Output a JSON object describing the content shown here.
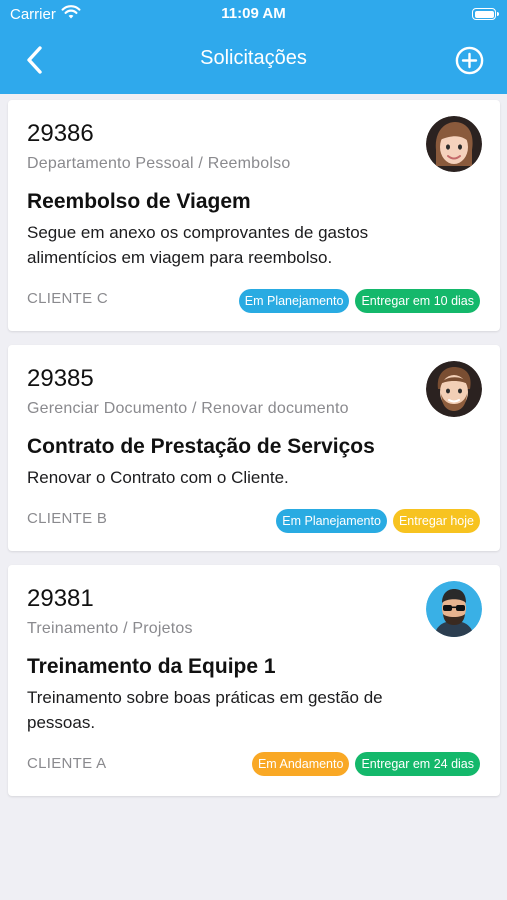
{
  "status_bar": {
    "carrier": "Carrier",
    "time": "11:09 AM"
  },
  "nav": {
    "title": "Solicitações"
  },
  "colors": {
    "header": "#2fa9ec",
    "planning": "#29abe2",
    "green": "#14b86b",
    "orange": "#f9a825",
    "yellow": "#f7c320"
  },
  "cards": [
    {
      "number": "29386",
      "category": "Departamento Pessoal / Reembolso",
      "title": "Reembolso de Viagem",
      "description": "Segue em anexo os comprovantes de gastos alimentícios em viagem para reembolso.",
      "client": "CLIENTE C",
      "avatar": "woman-memoji-avatar",
      "badges": [
        {
          "label": "Em Planejamento",
          "color": "#29abe2"
        },
        {
          "label": "Entregar em 10 dias",
          "color": "#14b86b"
        }
      ]
    },
    {
      "number": "29385",
      "category": "Gerenciar Documento / Renovar documento",
      "title": "Contrato de Prestação de Serviços",
      "description": "Renovar o Contrato com o Cliente.",
      "client": "CLIENTE B",
      "avatar": "bearded-man-memoji-avatar",
      "badges": [
        {
          "label": "Em Planejamento",
          "color": "#29abe2"
        },
        {
          "label": "Entregar hoje",
          "color": "#f7c320"
        }
      ]
    },
    {
      "number": "29381",
      "category": "Treinamento / Projetos",
      "title": "Treinamento da Equipe 1",
      "description": "Treinamento sobre boas práticas em gestão de pessoas.",
      "client": "CLIENTE A",
      "avatar": "man-sunglasses-avatar",
      "badges": [
        {
          "label": "Em Andamento",
          "color": "#f9a825"
        },
        {
          "label": "Entregar em 24 dias",
          "color": "#14b86b"
        }
      ]
    }
  ]
}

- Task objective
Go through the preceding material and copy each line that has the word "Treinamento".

- Reply
      "category": "Treinamento / Projetos",
      "title": "Treinamento da Equipe 1",
      "description": "Treinamento sobre boas práticas em gestão de pessoas.",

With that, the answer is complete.